======== TASK INPUTS

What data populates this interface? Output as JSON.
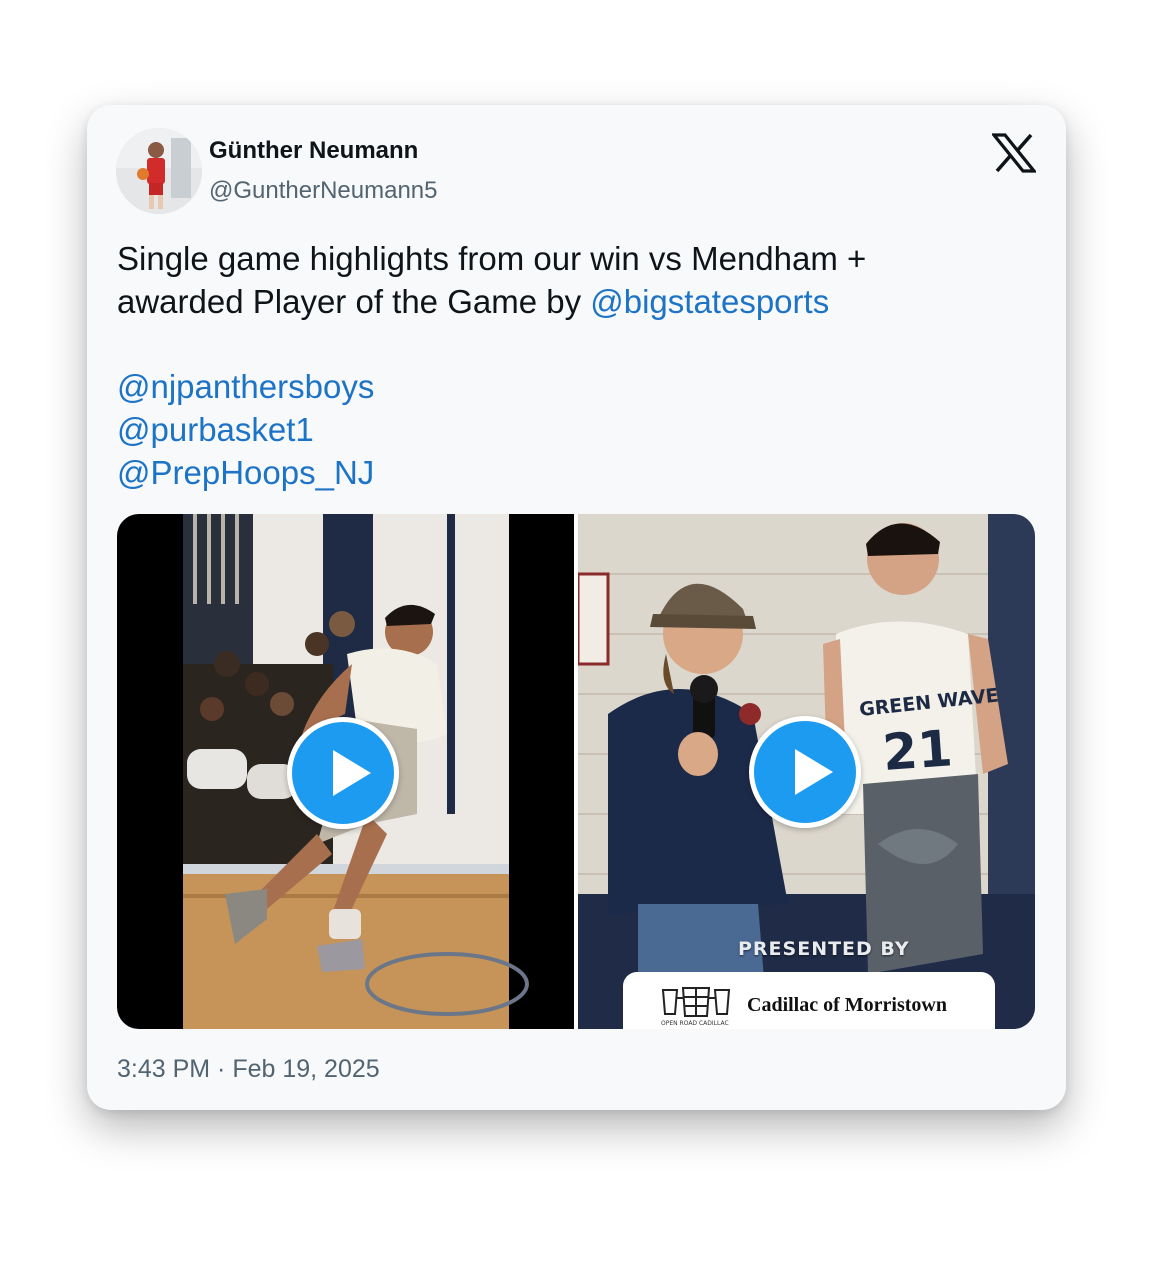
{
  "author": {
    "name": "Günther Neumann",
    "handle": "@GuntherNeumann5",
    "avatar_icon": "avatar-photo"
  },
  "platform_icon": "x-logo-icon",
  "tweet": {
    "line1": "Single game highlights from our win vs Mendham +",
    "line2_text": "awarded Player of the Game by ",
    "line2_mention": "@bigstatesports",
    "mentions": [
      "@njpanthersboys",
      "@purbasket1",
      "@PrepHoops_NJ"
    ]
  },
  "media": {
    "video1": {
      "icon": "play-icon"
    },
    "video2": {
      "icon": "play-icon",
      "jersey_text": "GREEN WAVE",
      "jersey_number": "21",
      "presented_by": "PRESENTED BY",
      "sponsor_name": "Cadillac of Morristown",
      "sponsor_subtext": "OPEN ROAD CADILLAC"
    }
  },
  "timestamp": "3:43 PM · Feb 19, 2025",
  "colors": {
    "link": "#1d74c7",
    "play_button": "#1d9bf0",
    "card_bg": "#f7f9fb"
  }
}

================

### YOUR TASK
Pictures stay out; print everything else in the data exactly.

### REPLY TO THE TASK
What data populates this interface? Output as JSON.
{
  "author": {
    "name": "Günther Neumann",
    "handle": "@GuntherNeumann5",
    "avatar_icon": "avatar-photo"
  },
  "platform_icon": "x-logo-icon",
  "tweet": {
    "line1": "Single game highlights from our win vs Mendham +",
    "line2_text": "awarded Player of the Game by ",
    "line2_mention": "@bigstatesports",
    "mentions": [
      "@njpanthersboys",
      "@purbasket1",
      "@PrepHoops_NJ"
    ]
  },
  "media": {
    "video1": {
      "icon": "play-icon"
    },
    "video2": {
      "icon": "play-icon",
      "jersey_text": "GREEN WAVE",
      "jersey_number": "21",
      "presented_by": "PRESENTED BY",
      "sponsor_name": "Cadillac of Morristown",
      "sponsor_subtext": "OPEN ROAD CADILLAC"
    }
  },
  "timestamp": "3:43 PM · Feb 19, 2025",
  "colors": {
    "link": "#1d74c7",
    "play_button": "#1d9bf0",
    "card_bg": "#f7f9fb"
  }
}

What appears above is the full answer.